Firing Clients

posted in: Writing | 0

David R. Evanson

The Career Advisor, Summer, 2004

July 8, 2004- There are generally two forks in the road where showing a client the door, gently or otherwise, is the right thing to do. First, you may have taken the lessons in our article above, “Less is More,” to heart and are simply taking the plunge. Or you might have reached that other plateau where quality of life and the quality of your own professional experience is starting to become a priority.

Taking on clients whose only qualification was ‘having a pulse’ seems to be a rite of passage in the financial planning business, but at some point, it just doesn’t cut it anymore. And when that point arrives, you need to know how to cut them loose in a way that is professional, ethical and causes the least disruption to the people involved.

Chris Dardaman, a principal in Atlanta-based Polstra Dardaman, says that working in the best interest of the client and the best interest of the firm will yield a process that looks something like this:

Meet in Person. Unless you have almost no relationship with the client, do not send them a letter, says Dardaman. Instead, he says, “It’s best to meet with them in person or, at the very least talk with them on the telephone, because you can be more responsive to their needs.”

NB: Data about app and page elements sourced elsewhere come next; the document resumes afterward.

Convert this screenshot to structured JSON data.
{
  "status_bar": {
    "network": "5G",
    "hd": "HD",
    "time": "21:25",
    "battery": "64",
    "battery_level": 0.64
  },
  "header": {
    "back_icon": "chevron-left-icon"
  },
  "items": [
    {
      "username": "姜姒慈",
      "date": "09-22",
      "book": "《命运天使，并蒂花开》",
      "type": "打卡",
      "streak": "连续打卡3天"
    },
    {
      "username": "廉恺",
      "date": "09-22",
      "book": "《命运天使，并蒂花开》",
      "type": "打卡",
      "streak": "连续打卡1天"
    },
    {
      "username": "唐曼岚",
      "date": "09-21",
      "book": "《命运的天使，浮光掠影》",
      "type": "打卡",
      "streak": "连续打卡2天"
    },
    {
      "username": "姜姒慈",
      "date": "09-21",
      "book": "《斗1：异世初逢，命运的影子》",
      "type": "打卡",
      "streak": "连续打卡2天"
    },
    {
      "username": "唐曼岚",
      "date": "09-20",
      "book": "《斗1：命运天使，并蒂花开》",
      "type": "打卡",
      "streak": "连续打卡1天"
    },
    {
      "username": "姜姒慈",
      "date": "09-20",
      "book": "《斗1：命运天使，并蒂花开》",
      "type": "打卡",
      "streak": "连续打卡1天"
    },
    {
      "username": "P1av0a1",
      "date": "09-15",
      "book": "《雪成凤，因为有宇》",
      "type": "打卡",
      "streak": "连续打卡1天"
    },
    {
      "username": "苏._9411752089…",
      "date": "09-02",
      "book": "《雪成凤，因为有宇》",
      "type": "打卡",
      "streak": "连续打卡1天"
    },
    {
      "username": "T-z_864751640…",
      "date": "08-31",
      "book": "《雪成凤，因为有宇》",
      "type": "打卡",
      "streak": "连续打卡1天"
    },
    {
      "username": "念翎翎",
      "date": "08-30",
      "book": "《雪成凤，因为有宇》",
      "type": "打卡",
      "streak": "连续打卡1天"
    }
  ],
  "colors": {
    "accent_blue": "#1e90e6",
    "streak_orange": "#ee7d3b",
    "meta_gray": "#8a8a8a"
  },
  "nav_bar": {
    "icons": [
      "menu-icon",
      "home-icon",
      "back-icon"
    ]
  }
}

Make Referrals. Although there is something to be said from removing yourself from the picture altogether, Dardaman says that he believes it’s best to make referrals to other planners that manage the kind of business this client represents. “You want to get the person to a place where they can move forward, and not leave them stranded.”

While such a referral may place you in a position to earn a referral fee, Dardaman avoids these. “We would need a solicitor’s agreement with the firm we are referring the business to, but that aside, we would prefer to keep the relationships separate and clean.” Plus, imagine the fallout, or just plain ill will, if the referral doesn’t turn out well and the fee comes to light.

Finally, Dardaman says that you must remain flexible, but provide the client with an ultimate timeframe for leaving. Nobody wants to be a member of a club that no longer wants them, but there are practical considerations to a financial planning relationship that may influence the schedule. These can include interviewing other financial planners, the time it take to transfer assets, the onset of tax season, or a one-time event with the client such as a rollover, or impending retirement possibility to consider.

As Dardaman concludes, “Just because you are not someone’s financial adviser does not mean you cannot be friends and have some kind of relationship. Letting them go the right way preserves this and all the positive things that may ultimately flow from it.”